Students at Cayuga Secondary School are continuing the partnership with Ruthven Park who have generously allowed us access to a nine acre parcel of forest. Our goal is to study this parcel in its entirety and to gain an understanding of the wonderful biodiversity that exists in our back yards. Students are currently working on activities such as photographing, identifying and categorizing species in the forest. Some students have begun to use GPS devices to map the forest. We are in the fourth year of our annual Garlic Mustard pull which is an effort to eradicate this invasive species from the forest and protect its natural flora. (See Garlic Mustard) We would like to thank everyone at Ruthven Park for their support and interest in our efforts.
Ruthven club members and Cayuga students have made Earth Day a
particular point of emphasis in the forest. As we are identifying the
natural flora and fauna we have come across some invasive species which
threaten indigenous wildlife and plants. We are attempting to rid the

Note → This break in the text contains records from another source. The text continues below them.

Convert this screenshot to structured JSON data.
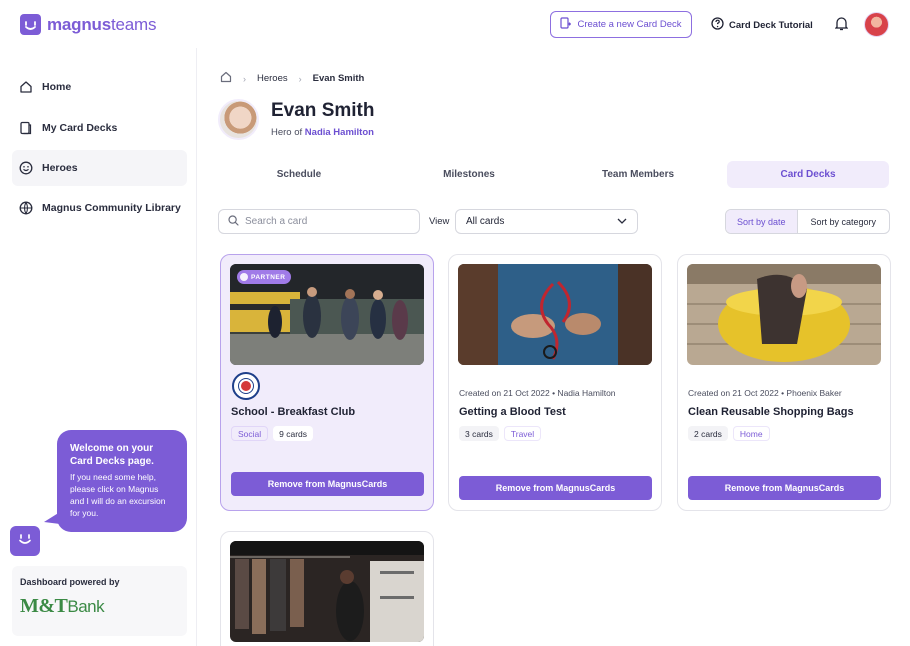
{
  "brand": {
    "name_bold": "magnus",
    "name_light": "teams"
  },
  "header": {
    "create_button": "Create a new Card Deck",
    "tutorial": "Card Deck Tutorial"
  },
  "sidebar": {
    "items": [
      {
        "label": "Home",
        "icon": "home-icon"
      },
      {
        "label": "My Card Decks",
        "icon": "card-deck-icon"
      },
      {
        "label": "Heroes",
        "icon": "smiley-icon"
      },
      {
        "label": "Magnus Community Library",
        "icon": "globe-icon"
      }
    ],
    "active": "Heroes",
    "help_bubble": {
      "title": "Welcome on your Card Decks page.",
      "text": "If you need some help, please click on Magnus and I will do an excursion for you."
    },
    "powered_by": {
      "label": "Dashboard powered by",
      "logo_text": "M&T",
      "logo_suffix": "Bank"
    }
  },
  "breadcrumb": {
    "parent": "Heroes",
    "current": "Evan Smith"
  },
  "profile": {
    "name": "Evan Smith",
    "subtitle_prefix": "Hero of",
    "subtitle_link": "Nadia Hamilton"
  },
  "tabs": [
    {
      "label": "Schedule"
    },
    {
      "label": "Milestones"
    },
    {
      "label": "Team Members"
    },
    {
      "label": "Card Decks"
    }
  ],
  "active_tab": "Card Decks",
  "filters": {
    "search_placeholder": "Search a card",
    "view_label": "View",
    "view_value": "All cards",
    "sort_by_date": "Sort by date",
    "sort_by_category": "Sort by category"
  },
  "cards": [
    {
      "badge": "PARTNER",
      "meta": "",
      "title": "School - Breakfast Club",
      "tags": [
        "Social",
        "9 cards"
      ],
      "button": "Remove from MagnusCards"
    },
    {
      "badge": "",
      "meta": "Created on 21 Oct 2022 • Nadia Hamilton",
      "title": "Getting a Blood Test",
      "tags": [
        "3 cards",
        "Travel"
      ],
      "button": "Remove from MagnusCards"
    },
    {
      "badge": "",
      "meta": "Created on 21 Oct 2022 • Phoenix Baker",
      "title": "Clean Reusable Shopping Bags",
      "tags": [
        "2 cards",
        "Home"
      ],
      "button": "Remove from MagnusCards"
    }
  ],
  "colors": {
    "accent": "#7c5cd6",
    "accent_light": "#f1ecfb"
  }
}
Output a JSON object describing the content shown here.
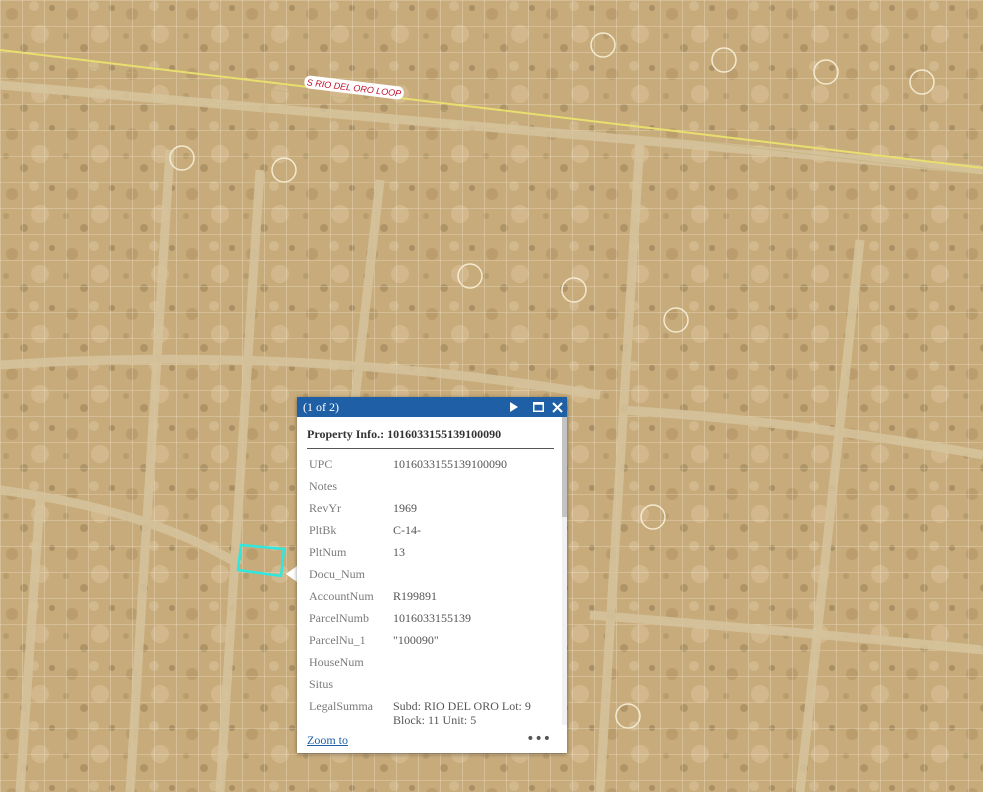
{
  "map": {
    "road_label": "S RIO DEL ORO LOOP",
    "colors": {
      "ground": "#c8ab7a",
      "parcel_lines": "#f7efd9",
      "road": "#e6dd7a",
      "selection": "#2ee8e0"
    }
  },
  "popup": {
    "count": "(1 of 2)",
    "title": "Property Info.: 1016033155139100090",
    "attributes": [
      {
        "key": "UPC",
        "value": "1016033155139100090"
      },
      {
        "key": "Notes",
        "value": ""
      },
      {
        "key": "RevYr",
        "value": "1969"
      },
      {
        "key": "PltBk",
        "value": "C-14-"
      },
      {
        "key": "PltNum",
        "value": "13"
      },
      {
        "key": "Docu_Num",
        "value": ""
      },
      {
        "key": "AccountNum",
        "value": "R199891"
      },
      {
        "key": "ParcelNumb",
        "value": "1016033155139"
      },
      {
        "key": "ParcelNu_1",
        "value": "\"100090\""
      },
      {
        "key": "HouseNum",
        "value": ""
      },
      {
        "key": "Situs",
        "value": ""
      },
      {
        "key": "LegalSumma",
        "value": "Subd: RIO DEL ORO Lot: 9 Block: 11 Unit: 5"
      }
    ],
    "zoom_label": "Zoom to",
    "more_label": "•••",
    "icons": {
      "next": "play-icon",
      "maximize": "maximize-icon",
      "close": "close-icon",
      "more": "ellipsis-icon"
    }
  }
}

forest of invaders such as Garlic Mustard, Purple Loosestrife, and Dames
Rocket. Students identify and pull these plants and dispose of them in a
way that minimizes their proliferation. We believe our efforts have
produced positive results and are happy with our contribution to our
The encyclopedia is an inventory of all species found and identified by
C.S.S. students. All of the pictures are from the forest we are studying
except for some of the Bird pictures which were taken at the bird
banding station at the Ruthven Estate. If there is an error in any of
our identifications please e-mail email@example.com.
Students are using hand held GPS devices to record mapping locations in
the field, and then compare the data with mapping software available on
the internet. Learning the software has proven to be a challenge but we
are beginning to see results. The following image reflects a slight
discrepancy between field measurements and internet maps. The red line
indicates the path the students walked around the forest edge as
recorded by the GPS receiver.